Pictures do not belong in the copy. Write out exactly the lines from the one containing "What data populates" through the end of the data.

--- SUPPLIED RECORDS Enclosed Below ---

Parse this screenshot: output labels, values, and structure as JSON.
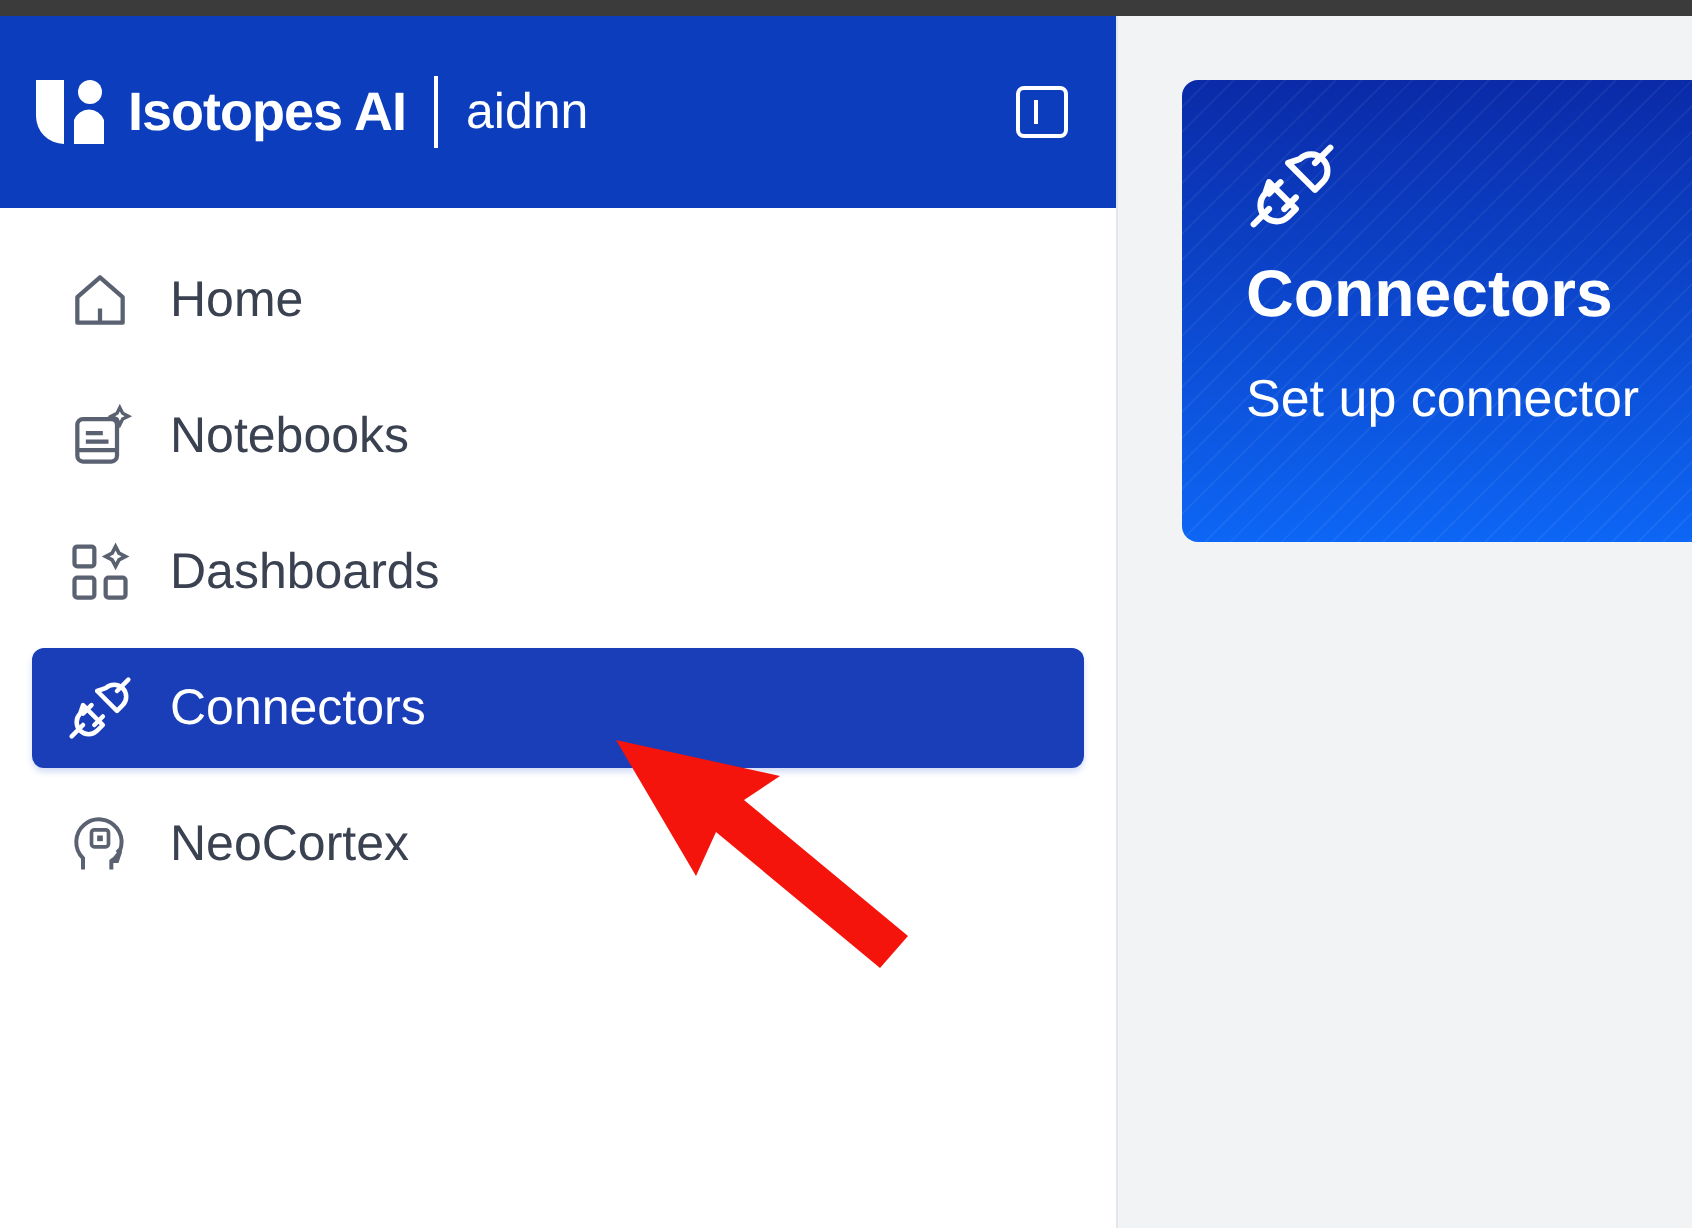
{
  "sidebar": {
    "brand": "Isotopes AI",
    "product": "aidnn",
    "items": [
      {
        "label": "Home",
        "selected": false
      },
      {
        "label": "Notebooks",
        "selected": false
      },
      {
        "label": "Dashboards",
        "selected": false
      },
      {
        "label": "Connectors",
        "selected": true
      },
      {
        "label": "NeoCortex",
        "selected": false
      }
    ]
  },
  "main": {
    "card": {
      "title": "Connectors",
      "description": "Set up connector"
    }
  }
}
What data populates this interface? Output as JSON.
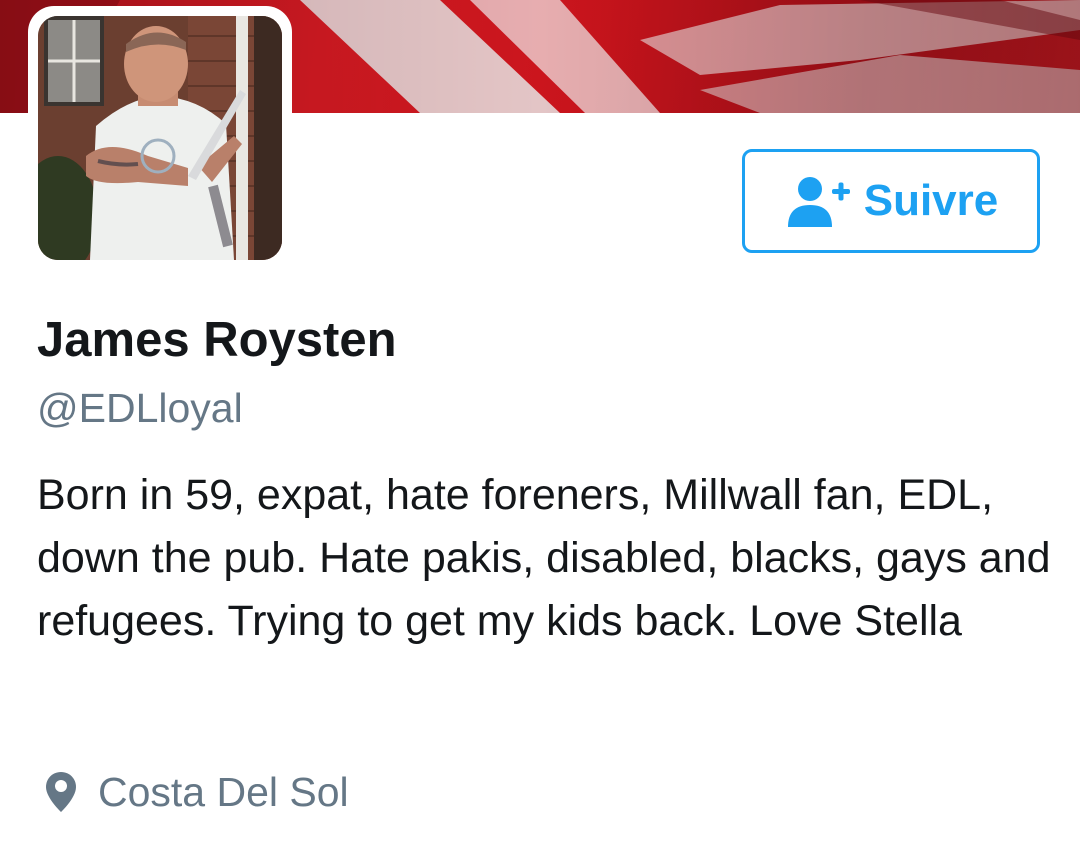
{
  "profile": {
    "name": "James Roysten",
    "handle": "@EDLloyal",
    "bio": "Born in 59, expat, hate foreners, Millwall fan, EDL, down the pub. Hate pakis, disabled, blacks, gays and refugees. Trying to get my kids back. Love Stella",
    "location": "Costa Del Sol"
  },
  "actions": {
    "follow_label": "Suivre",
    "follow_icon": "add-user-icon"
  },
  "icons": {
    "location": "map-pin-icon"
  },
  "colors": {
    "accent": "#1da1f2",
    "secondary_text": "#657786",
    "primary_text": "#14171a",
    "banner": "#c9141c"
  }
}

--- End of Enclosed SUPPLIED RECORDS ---

**ANSWER TO THIS PROBLEM:**
What data populates this interface? Output as JSON.
{
  "profile": {
    "name": "James Roysten",
    "handle": "@EDLloyal",
    "bio": "Born in 59, expat, hate foreners, Millwall fan, EDL, down the pub. Hate pakis, disabled, blacks, gays and refugees. Trying to get my kids back. Love Stella",
    "location": "Costa Del Sol"
  },
  "actions": {
    "follow_label": "Suivre",
    "follow_icon": "add-user-icon"
  },
  "icons": {
    "location": "map-pin-icon"
  },
  "colors": {
    "accent": "#1da1f2",
    "secondary_text": "#657786",
    "primary_text": "#14171a",
    "banner": "#c9141c"
  }
}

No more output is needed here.